How Much Was Monty Norman, Composer Of The James Bond Theme, Worth When He Died?

The song is unmistakable — the original James Bond movie "Dr. No" opens with a gunshot, followed by a cacophonous blast of saxophones and brass instruments (via YouTube). In 1962, Sir Sean Connery made his debut as James Bond, the English spy, and the theme song has become a defining feature of the series, reports the Metro. The song would be featured in eight more 007 movies, even "Sceptre," the most recent Bond flick released in 2015. The composer of the iconic spy theme was Monty Norman, who died on July 11, 2022, at age 94.

Yahoo!News reports that Norman had a passion for music from a young age. He started playing guitar as a teen, and later, he took up singing while he was serving in the Royal Air Force. By the 1950s, Norman began performing with other musicians.
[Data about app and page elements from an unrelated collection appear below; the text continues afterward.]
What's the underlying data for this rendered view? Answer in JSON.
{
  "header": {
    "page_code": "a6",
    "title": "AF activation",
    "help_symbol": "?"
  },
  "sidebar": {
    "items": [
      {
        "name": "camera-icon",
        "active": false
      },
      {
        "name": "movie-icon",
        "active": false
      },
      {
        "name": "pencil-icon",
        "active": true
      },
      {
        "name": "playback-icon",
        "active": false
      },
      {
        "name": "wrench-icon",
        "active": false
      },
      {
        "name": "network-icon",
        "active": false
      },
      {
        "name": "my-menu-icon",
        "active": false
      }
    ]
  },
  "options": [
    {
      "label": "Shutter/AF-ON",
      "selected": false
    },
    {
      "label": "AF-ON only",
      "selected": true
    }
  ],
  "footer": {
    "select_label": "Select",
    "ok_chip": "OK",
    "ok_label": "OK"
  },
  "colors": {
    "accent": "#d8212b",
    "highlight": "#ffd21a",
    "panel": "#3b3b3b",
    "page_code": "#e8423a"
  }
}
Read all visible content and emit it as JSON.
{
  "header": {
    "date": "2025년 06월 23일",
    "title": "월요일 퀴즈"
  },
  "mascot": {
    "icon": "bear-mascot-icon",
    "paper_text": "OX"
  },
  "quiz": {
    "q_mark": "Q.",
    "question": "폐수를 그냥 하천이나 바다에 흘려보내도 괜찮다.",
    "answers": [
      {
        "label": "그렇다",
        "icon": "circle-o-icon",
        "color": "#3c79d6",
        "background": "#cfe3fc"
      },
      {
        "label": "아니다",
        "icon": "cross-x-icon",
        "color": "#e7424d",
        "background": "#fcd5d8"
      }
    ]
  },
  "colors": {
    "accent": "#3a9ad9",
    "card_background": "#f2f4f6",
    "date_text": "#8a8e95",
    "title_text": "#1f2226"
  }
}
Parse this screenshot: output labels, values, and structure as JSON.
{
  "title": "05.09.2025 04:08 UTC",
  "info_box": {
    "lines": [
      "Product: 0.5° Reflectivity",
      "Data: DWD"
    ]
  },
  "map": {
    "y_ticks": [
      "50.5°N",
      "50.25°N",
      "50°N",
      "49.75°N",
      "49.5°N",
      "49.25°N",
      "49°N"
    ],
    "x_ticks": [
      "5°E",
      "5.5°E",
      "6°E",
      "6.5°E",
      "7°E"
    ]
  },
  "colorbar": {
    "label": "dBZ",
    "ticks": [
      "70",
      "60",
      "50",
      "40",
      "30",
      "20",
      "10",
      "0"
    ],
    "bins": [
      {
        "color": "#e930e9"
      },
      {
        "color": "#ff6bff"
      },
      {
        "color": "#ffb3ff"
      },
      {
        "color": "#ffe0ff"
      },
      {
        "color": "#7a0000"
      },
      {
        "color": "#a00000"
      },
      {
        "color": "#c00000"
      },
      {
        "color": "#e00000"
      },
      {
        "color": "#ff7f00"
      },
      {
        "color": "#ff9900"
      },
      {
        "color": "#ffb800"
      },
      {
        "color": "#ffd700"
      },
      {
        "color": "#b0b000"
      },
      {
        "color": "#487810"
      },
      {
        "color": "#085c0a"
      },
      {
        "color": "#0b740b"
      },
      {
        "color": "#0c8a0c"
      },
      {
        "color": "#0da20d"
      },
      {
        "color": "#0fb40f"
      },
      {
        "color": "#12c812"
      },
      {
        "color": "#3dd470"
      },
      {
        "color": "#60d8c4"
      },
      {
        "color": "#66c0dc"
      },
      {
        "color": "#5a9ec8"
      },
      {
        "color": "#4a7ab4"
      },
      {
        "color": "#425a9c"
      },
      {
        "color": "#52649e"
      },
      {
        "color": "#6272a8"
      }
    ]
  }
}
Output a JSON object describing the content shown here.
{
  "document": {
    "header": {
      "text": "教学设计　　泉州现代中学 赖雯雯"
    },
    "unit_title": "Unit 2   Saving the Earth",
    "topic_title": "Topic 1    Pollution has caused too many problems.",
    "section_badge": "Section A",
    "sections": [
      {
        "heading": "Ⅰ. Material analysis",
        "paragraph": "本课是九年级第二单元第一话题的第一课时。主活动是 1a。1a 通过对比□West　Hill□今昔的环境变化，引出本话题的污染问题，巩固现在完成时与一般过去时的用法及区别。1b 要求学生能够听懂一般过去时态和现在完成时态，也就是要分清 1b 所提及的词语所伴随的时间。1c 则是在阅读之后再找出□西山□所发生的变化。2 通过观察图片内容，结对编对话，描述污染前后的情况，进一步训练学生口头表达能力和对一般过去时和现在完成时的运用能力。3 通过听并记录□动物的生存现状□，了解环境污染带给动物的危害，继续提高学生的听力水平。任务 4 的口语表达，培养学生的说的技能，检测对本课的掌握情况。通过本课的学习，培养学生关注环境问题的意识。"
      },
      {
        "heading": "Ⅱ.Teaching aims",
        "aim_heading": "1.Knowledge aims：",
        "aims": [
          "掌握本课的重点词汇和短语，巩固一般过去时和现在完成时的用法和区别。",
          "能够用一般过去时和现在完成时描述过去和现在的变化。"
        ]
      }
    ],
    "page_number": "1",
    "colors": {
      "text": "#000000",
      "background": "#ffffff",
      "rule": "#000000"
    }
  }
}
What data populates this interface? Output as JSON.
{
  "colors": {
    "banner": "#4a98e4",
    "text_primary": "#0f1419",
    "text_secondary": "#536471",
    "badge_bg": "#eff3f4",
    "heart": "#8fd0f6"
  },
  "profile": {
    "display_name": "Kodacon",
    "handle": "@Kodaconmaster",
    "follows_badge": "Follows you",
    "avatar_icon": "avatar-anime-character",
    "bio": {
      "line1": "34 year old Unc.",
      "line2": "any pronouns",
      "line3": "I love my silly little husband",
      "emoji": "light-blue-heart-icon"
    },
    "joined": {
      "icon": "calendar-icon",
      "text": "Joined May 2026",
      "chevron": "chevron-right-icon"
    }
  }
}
But, Norman's big break was when producer Cubby Broccoli asked him to compose the theme song for a new movie to be released in 1962. Norman agreed to create the theme song and the score for "Dr. No," the first-ever James Bond movie.

The lasting success of the James Bond theme

Monty Norman assembled a band of brass musicians, guitar players, and saxophone players after composing the song, the Metro reports. The song's success is legendary, and Norman earned thousands of dollars in royalties from 1976 to 1999, per Yahoo!News.

Metro UK reports that after Norman wrote the Bond theme, he had another musical hit in the 1980s. The musical "Poppy" won the "Best Musical" Olivier award, and was enjoyed by audiences during its year-long run.

In 1997, the Sunday Times had written a story about Norman that claimed he hadn't written the famous tune, and that John Barry had been called in to fix an unworkable score in 1962, according to The Telegraph. Barry claimed that he was offered a small flat fee for overhauling the song, and was told Norman would still receive the credit — and royalties — for the song.

The successful libel lawsuit against a newspaper

Monty Norman took offense to the idea that a song that had defined his career for four decades wasn't actually his creation, reports The Telegraph. And in 2001, Norman sued the Sunday Times newspaper for libel. After the jury deliberated, he won his case. The jury agreed with Norman that he was indeed the theme's creator and composer, and awarded him £30,000 ($45,000), according to CNN.

Estimates of Norman's net worth at his time of death vary greatly. Net Worth Post estimates he was worth about $400,000 at his time of death, while Apumone suggests the net worth could be as high as $5 million. Regardless of his net worth (which was certainly bolstered by the longevity of his royalty checks), Norman's famous tune will always be remembered as one of the most iconic melodies to ever grace the silver screen. Perhaps that is worth more than any amount of money.